My catharsis continued into late summer when I created a site specific work at the Halibut State Park in Rockport, MA. This time, my dancer-self came out to play, as serendipity met nature in three hours of improvisation, in the most beautiful place in New England. Footage from this day is on the back-burner, but the cooling effect of finding my peace is seen in these stills.
Fall went a little weirder and far from nature as I went into the studio again, making a piece that should’ve been premiered on Halloween, but ended up making its debut in November — again back in Brooklyn at Triskelion Arts. That theater has my footprints all over it, and I’m grateful for the tab not being too steep. Somewhere amidst the #MeToo Movement and the tumult of our times, came a dance trilogy hinting at a darker shade of pale. Coaching the dancers to find their own meaning within the work paid off, as each of them told their own inner story. In fact, I titled the piece, “Short Story.” It begins with a duet, goes into a solo, then ends with a trio– all of which were performed with fierce commitment to the movement. They sweat through several rehearsals before knowing what it all meant, but in the long-run, it’s up for interpretation — the ending, however, leaves no doubt about man’s evil spirit.
So, as the political scene continues to shred all sense of balance, and 2018 comes to a close, I find my strength in dance and the dancers that makes it all happen.
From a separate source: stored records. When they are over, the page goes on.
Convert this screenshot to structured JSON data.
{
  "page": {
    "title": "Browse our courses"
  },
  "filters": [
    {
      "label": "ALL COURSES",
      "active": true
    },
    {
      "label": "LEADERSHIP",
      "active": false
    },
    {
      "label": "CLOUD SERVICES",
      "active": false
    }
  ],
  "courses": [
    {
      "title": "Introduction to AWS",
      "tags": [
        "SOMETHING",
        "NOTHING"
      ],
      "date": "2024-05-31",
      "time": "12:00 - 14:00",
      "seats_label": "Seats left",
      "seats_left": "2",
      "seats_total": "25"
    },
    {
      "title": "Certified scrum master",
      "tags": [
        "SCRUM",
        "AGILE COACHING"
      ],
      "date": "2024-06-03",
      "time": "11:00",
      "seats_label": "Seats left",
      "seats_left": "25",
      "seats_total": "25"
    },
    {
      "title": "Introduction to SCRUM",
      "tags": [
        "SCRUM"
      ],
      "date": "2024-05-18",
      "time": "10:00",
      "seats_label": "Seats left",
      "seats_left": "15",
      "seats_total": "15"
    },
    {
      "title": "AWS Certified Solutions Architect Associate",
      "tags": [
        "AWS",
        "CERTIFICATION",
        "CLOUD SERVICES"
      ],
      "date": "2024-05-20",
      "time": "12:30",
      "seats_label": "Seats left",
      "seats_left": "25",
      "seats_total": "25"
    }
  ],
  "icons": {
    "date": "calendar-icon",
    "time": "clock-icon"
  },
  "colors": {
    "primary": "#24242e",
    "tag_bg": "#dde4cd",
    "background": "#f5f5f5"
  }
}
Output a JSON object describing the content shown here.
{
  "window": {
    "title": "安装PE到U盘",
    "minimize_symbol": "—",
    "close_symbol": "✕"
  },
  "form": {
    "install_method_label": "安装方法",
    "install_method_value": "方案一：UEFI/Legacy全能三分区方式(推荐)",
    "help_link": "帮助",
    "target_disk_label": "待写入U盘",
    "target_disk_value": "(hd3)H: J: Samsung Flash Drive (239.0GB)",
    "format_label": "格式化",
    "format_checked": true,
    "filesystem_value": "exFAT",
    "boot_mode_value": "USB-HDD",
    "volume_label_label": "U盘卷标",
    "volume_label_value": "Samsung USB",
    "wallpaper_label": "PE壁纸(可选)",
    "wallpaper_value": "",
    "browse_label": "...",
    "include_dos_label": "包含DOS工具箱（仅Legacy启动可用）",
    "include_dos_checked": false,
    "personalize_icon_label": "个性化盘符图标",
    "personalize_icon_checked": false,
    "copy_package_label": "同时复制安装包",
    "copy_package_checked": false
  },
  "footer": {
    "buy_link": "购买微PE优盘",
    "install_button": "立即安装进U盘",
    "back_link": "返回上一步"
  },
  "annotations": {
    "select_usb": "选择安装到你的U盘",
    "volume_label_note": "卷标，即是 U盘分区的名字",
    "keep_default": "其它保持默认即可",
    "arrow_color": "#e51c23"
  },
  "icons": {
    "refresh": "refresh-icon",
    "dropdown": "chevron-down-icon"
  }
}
It’s in their fluidity, their power, and their artistry that allows me to go knee deep into the magic of dance — and at least for the moment, helps me to rise above it all!